Web page and app entries:
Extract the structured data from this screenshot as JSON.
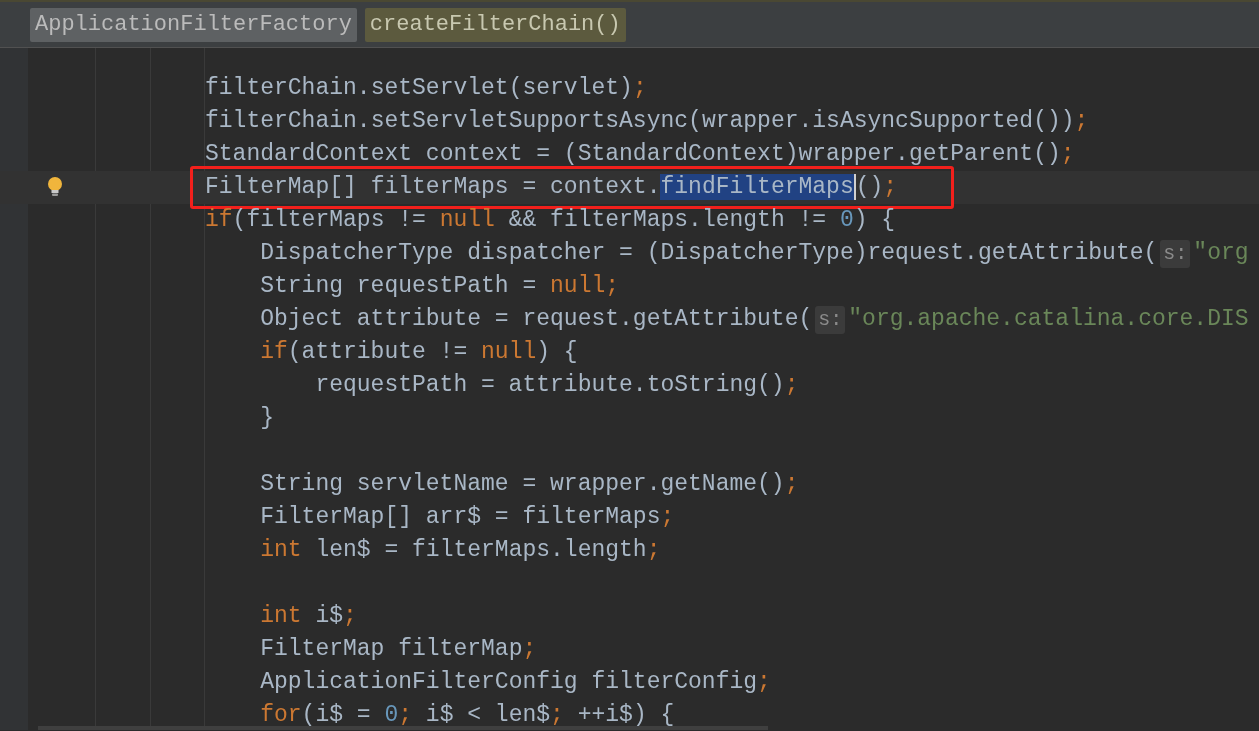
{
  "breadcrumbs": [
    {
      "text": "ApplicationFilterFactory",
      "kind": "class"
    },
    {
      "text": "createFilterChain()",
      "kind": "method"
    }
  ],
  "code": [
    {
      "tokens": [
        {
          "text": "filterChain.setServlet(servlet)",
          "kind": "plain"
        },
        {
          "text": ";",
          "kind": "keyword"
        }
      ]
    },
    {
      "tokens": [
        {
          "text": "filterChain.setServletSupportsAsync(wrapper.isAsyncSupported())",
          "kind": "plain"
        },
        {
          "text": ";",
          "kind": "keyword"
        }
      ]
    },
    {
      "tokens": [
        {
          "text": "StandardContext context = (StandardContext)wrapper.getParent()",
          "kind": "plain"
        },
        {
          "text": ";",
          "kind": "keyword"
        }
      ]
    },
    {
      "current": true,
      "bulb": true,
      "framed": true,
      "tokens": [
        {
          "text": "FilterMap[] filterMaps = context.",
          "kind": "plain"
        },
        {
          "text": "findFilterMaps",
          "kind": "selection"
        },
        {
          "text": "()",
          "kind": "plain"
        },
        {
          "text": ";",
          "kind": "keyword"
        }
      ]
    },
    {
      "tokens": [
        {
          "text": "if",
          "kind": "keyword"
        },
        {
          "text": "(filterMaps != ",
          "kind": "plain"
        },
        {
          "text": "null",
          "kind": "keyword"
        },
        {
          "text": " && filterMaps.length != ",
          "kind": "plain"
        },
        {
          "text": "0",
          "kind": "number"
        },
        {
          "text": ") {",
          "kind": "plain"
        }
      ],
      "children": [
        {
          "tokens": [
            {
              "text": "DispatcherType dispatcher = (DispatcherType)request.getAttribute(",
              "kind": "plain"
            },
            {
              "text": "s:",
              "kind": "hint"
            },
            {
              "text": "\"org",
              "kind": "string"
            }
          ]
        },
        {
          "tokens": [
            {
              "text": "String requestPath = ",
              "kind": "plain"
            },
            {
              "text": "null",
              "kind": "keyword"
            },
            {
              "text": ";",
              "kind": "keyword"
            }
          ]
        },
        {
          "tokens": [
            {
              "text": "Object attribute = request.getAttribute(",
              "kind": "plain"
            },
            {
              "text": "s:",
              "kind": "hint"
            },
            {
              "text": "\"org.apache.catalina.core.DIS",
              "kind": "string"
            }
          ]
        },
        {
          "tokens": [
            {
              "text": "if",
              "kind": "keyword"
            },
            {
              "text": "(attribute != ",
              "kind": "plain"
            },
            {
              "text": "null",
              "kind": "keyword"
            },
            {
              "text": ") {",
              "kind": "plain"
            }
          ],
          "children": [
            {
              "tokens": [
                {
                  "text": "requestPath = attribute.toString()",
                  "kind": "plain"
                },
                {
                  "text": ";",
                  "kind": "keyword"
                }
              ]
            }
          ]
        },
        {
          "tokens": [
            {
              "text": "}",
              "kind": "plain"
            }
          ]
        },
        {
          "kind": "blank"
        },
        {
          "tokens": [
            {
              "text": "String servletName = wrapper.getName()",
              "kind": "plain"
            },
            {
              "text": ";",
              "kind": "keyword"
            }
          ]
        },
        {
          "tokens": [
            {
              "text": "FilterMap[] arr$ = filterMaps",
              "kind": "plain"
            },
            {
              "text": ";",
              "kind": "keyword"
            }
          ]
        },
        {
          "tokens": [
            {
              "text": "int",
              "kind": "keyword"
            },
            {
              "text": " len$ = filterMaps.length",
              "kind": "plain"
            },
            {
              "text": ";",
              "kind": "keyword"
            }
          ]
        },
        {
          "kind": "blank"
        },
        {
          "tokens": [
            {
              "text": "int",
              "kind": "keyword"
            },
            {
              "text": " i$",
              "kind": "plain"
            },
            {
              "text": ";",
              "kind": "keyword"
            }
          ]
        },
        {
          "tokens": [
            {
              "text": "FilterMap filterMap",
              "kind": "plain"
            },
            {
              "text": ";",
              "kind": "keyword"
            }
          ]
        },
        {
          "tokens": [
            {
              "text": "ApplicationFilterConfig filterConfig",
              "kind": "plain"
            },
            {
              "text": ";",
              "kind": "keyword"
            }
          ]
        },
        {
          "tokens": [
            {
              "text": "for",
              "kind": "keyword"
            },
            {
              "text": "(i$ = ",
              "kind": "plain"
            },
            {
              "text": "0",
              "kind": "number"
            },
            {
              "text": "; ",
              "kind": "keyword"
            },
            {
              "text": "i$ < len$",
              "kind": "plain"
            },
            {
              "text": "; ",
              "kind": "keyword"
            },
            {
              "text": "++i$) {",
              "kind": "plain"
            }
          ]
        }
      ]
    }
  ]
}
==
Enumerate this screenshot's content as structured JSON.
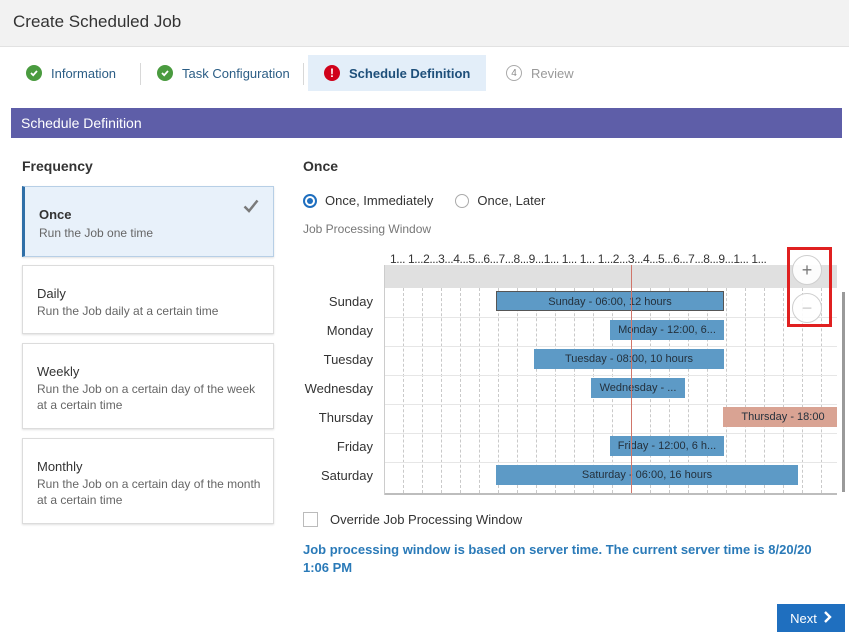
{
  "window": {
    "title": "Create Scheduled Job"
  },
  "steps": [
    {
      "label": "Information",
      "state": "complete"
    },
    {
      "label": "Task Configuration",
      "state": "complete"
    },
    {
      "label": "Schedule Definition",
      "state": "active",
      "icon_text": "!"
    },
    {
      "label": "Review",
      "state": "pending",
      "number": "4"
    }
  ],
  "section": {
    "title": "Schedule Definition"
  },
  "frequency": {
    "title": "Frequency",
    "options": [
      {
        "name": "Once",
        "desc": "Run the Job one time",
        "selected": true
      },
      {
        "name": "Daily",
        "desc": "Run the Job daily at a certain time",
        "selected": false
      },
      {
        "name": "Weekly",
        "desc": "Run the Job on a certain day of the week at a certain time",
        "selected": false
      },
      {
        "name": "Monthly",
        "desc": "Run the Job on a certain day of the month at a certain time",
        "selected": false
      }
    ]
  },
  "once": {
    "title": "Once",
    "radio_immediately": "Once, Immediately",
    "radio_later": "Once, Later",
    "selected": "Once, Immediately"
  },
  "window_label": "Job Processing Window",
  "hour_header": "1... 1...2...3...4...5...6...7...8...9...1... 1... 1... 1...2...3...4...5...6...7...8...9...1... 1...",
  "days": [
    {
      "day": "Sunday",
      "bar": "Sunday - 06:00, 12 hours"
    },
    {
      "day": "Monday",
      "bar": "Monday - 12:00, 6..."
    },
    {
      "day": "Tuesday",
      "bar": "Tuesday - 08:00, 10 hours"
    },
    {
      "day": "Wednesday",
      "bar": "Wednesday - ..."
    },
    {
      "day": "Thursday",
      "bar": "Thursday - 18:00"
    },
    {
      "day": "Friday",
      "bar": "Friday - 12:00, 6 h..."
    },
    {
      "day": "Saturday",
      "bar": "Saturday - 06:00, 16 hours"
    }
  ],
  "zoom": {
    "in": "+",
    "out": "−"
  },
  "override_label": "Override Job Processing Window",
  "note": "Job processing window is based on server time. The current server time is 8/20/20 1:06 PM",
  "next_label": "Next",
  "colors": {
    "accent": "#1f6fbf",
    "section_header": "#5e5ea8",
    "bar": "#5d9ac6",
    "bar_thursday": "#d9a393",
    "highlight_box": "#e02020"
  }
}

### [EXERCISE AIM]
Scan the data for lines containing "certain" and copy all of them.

### [REPLY TO THE EXERCISE]
        "desc": "Run the Job daily at a certain time",
        "desc": "Run the Job on a certain day of the week at a certain time",
        "desc": "Run the Job on a certain day of the month at a certain time",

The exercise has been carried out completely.